There Are Days When I Hate XML

…and days when I really hate XML.

In this case, I have an XML document like

<?xml version="1.0" ?>
<foo xmlns="">
  <thing id="first"/>
  <thing id="second"/>
  <thing id="third"/>

and I want to get things out of it with XPath.

But I couldn’t manage to select things exactly, such as the <foo> element at the top. You’d think “/foo” would do it, but it didn’t.

Eventually I found out that the problem is the xmlns=”...” attribute. It looks perfectly normal, saying that if you have <thing> without a prefix (like “<ns:thing>”), then it’s in the “” namespace.

However, in XPath, if you specify “ns:thing”, it means “a thing element in whichever namespace the ns prefix corresponds to”. BUT “thing” means “a thing element that’s not in a namespace”.

So how do you specify an element that’s the empty-string namespace, as above? The obvious way would be to select “:thing”, but that doesn’t work. Too simple, I suppose. Maybe that gets confused with CSS pseudo-selectors or something.

No, apparently the thing you need to do is to invent a prefix for the standard elements of the file you’re parsing. That is, add “ns” as another prefix that maps onto “” and then select “ns:thing”. There are different ways of doing this, depending which library you’re using to make XPath queries, but still, it seems like a giant pain in the ass.

Respecting Everyone’s Beliefs

There’s a phrase that’s been annoying me lately. I don’t know whether it’s a new thing, or something that’s been floating around for years but only recently came to my attention, but it’s been bugging me.

“We should respect everyone’s ideas.”

This is exactly wrong. There are plenty of ideas out there that don’t deserve respect: the idea that women shouldn’t be allowed to vote, that the ACLU hates America, that the Earth is flat, that good deeds are pointless unless you also believe in a Jewish zombie, that farts should be used as currency, and many more.

Respecting people, now that’s something else entirely. Everyone is entitled to certain rights, simply by virtue of being human. People can lose those rights, like a criminal who goes to prison and loses his rght to go where he likes, but every person starts out with a core set of rights. A more pedestrian example is that I tend to start out believing that you are a basically decent, honest person until you demonstrate otherwise.
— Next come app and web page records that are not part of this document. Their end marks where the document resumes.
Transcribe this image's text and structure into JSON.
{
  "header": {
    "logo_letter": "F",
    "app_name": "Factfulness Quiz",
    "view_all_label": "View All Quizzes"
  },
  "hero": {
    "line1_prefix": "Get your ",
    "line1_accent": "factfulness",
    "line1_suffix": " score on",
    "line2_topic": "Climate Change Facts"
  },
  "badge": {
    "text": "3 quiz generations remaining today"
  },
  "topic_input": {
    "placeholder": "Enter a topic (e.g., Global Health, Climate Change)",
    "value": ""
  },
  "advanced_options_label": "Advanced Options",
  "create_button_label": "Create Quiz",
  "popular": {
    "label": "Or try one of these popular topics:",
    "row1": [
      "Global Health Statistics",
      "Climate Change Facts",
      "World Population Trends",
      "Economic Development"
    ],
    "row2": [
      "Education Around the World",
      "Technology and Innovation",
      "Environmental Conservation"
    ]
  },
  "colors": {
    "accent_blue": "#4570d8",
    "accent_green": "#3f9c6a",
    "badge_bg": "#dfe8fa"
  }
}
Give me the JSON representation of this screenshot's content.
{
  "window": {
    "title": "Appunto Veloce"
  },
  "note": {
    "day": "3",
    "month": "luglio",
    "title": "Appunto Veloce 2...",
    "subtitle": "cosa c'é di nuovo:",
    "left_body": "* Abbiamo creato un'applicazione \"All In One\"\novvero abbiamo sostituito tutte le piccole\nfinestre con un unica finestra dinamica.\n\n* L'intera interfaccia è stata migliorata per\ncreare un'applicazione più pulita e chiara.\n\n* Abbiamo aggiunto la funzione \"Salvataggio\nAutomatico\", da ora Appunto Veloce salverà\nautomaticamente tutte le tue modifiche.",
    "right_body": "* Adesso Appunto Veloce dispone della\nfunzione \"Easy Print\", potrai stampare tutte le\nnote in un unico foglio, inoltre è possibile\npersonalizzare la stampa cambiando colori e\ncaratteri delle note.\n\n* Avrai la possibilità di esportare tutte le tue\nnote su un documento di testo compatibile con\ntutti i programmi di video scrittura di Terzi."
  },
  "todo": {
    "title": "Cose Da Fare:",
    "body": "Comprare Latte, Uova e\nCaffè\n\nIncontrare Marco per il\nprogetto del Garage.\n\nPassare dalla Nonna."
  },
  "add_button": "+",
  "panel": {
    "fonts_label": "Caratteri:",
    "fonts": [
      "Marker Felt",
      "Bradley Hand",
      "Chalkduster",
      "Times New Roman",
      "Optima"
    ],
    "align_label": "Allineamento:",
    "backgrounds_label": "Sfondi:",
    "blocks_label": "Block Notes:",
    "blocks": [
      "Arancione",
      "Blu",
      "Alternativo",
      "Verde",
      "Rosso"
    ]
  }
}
But ideas are not people. They don’t suffer when they’re abandoned or overturned. They don’t feel shame when they’re shown to be idiotic, nor do they get lonely when held only by a handful of loons. Eliminating an idea is nothing like killing a person.

Of course, the problem is that many ideas, particularly religious or ideological ones, are tightly wrapped up in people’s sense of identity or self-worth; so saying that someone has a stupid idea or holds a stupid belief feels to them as if they’re being told that they themselves are stupid.

And so “all ideas should be respected” is really cover for “don’t criticize my religion”. The reasoning seems to be, “We both hold ideas that we’re not willing to abandon, even though we realize that they can’t stand up to critical examination. So I’ll agree not to shoot down your weak ideas if you’ll agree not to attack mine.” This seems to be the truce entered into in civilized countries where religions and other ideologies aren’t allowed to impose themselves through force of arms anymore.

But of course it all depends on all participants having weak beliefs that they want to protect. Along come skeptics who don’t want to hold weak beliefs, who want people to point out their false beliefs so they can get rid of them, and upset this unstable balance.

So fuck beliefs. They don’t automatically deserve my respect.

Now, I have friends (of the “I’d help them move a corpse, and vice-versa” variety) who hold wacky beliefs. (Mostly religious ones, as you might expect.) And yes, there are topics that, by mostly-unspoken agreement, we venture into only rarely. But that’s because I don’t want to upset my friends (see “sense of identity and self-worth”, above). In other words, it’s about respecting the person, not the belief.